* **Information provided**

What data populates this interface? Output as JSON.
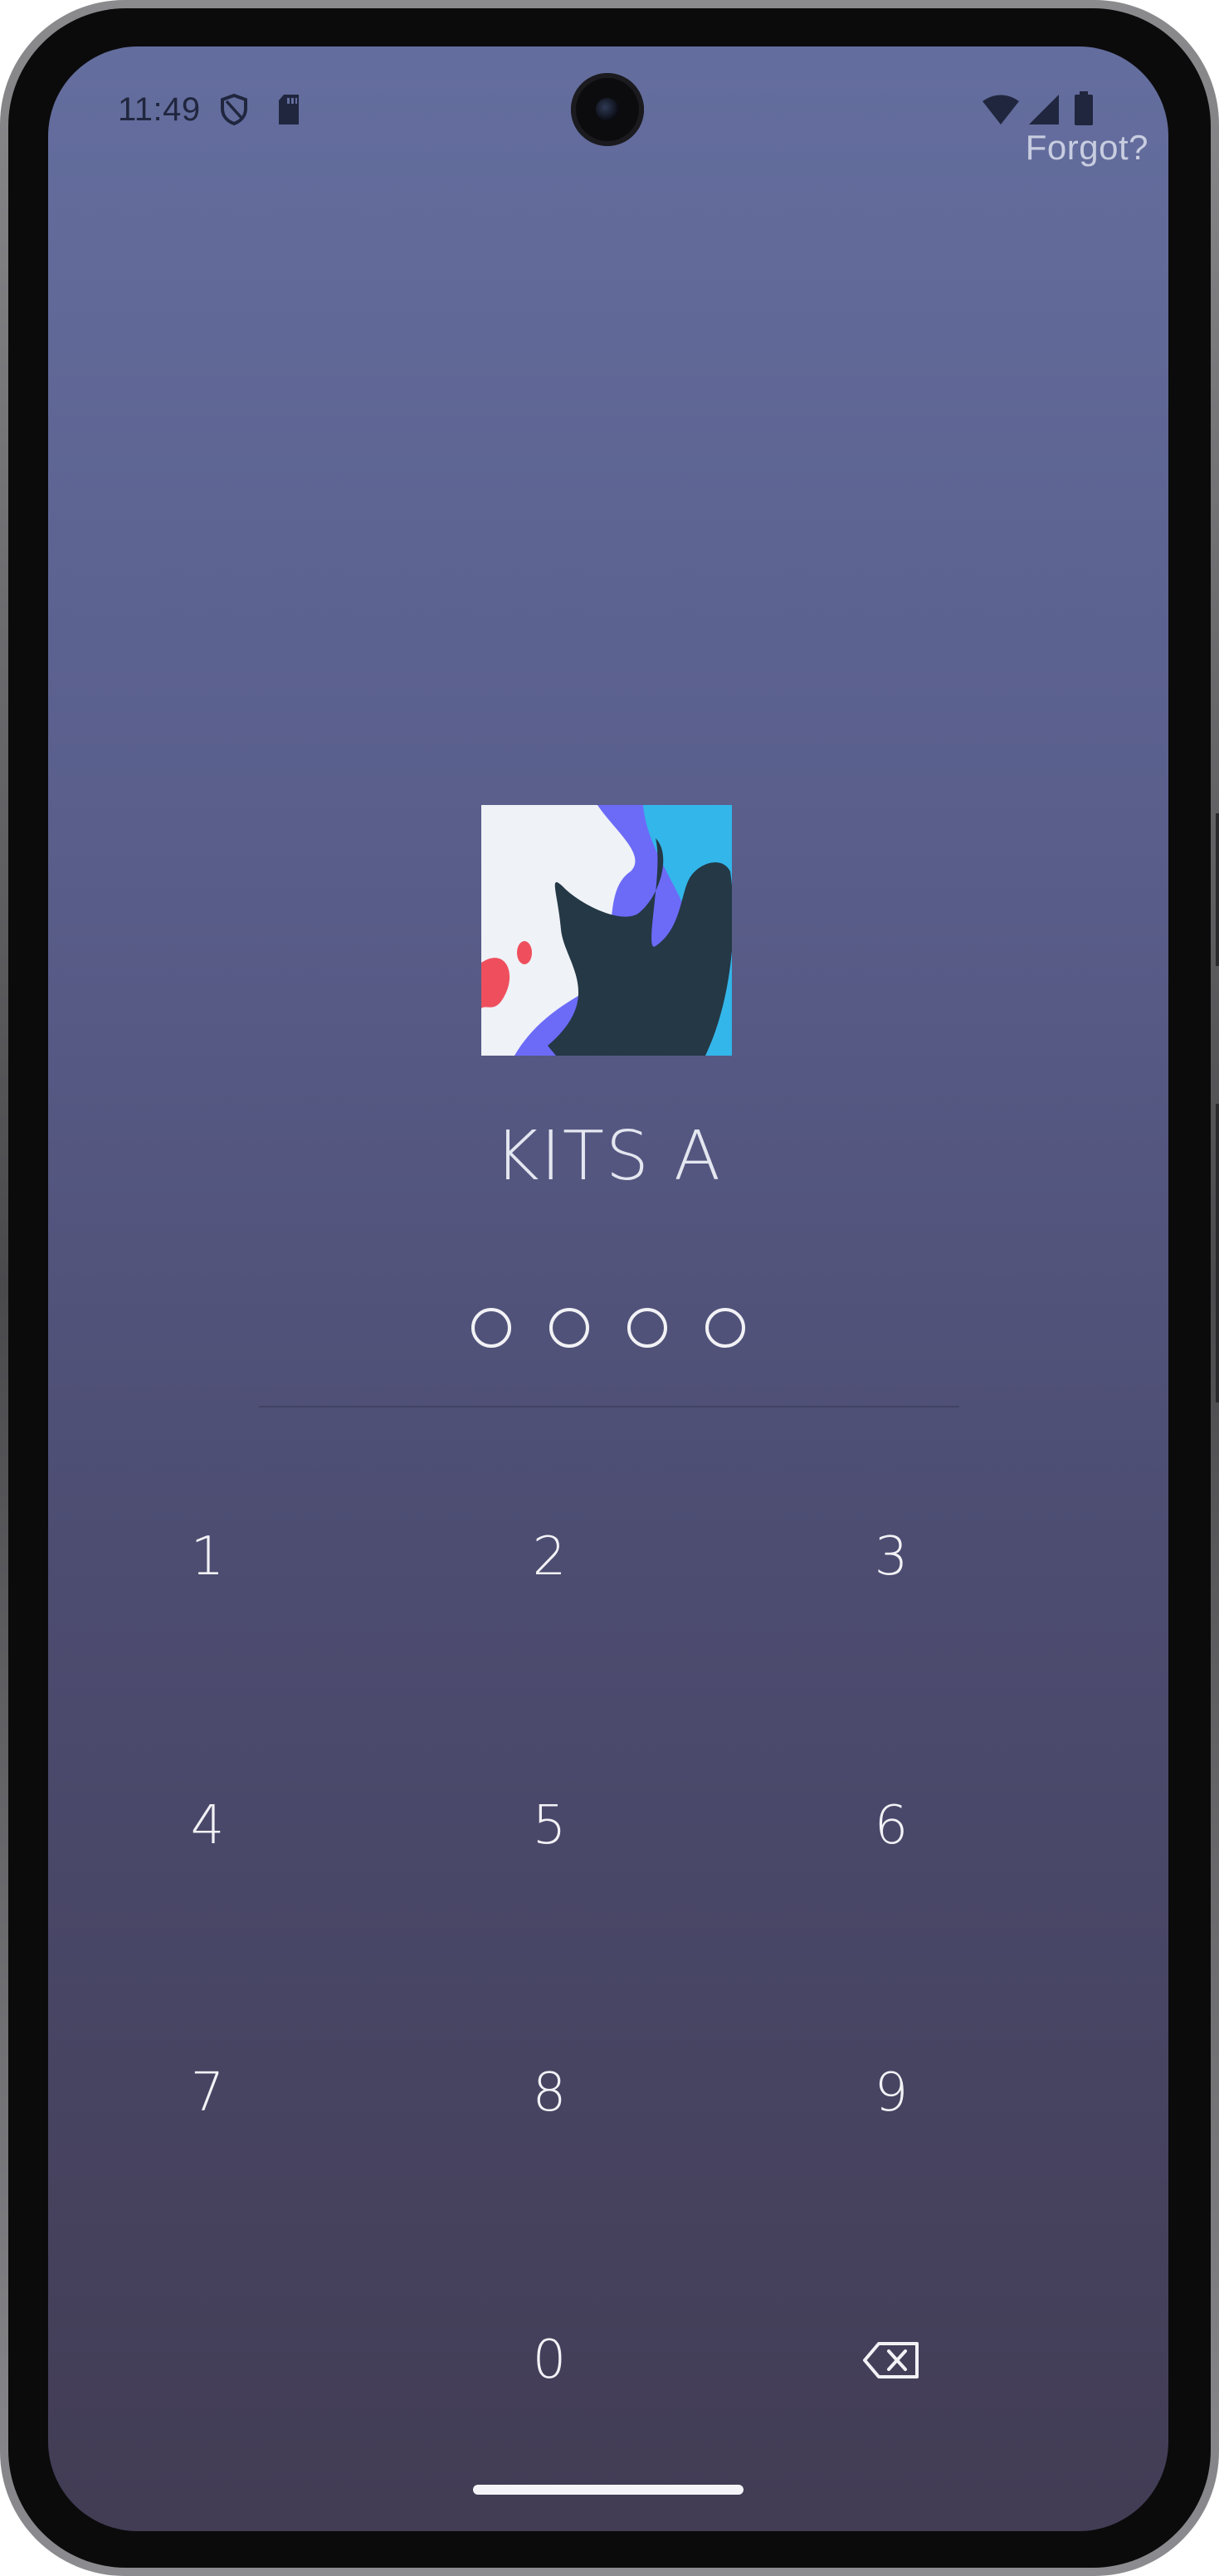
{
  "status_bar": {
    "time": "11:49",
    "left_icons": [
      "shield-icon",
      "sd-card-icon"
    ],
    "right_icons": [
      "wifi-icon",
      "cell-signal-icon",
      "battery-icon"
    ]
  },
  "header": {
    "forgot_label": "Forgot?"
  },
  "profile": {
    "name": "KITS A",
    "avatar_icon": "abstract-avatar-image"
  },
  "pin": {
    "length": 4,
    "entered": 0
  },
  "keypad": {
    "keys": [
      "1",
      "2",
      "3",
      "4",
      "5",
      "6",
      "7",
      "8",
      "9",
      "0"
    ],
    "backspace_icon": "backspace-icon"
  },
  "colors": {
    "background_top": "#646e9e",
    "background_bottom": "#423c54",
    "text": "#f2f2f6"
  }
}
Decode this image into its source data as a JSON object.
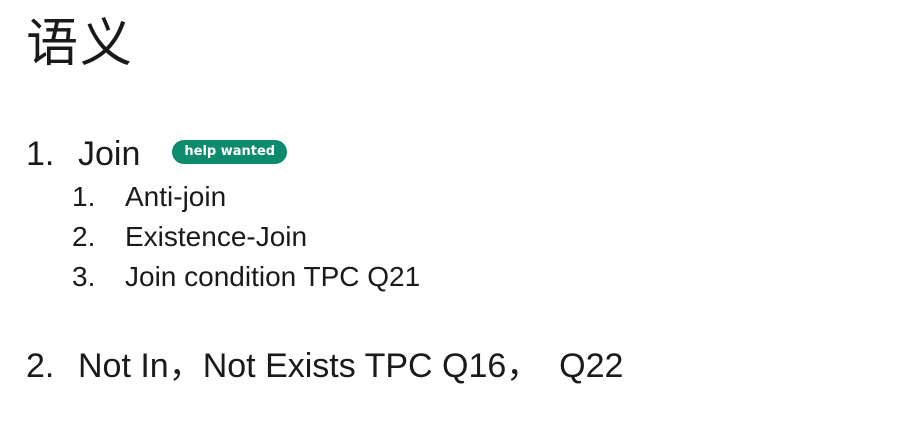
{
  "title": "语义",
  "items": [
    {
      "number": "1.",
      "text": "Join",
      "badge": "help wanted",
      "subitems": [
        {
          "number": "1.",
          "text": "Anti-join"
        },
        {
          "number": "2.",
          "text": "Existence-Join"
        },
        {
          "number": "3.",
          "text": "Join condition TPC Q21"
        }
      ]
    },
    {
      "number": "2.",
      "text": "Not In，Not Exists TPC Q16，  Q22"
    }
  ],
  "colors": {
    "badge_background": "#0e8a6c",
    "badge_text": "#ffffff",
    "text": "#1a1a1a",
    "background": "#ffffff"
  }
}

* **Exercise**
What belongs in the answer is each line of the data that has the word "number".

* **Response to the exercise**
      "number": "1.",
          "number": "1.",
          "number": "2.",
          "number": "3.",
      "number": "2.",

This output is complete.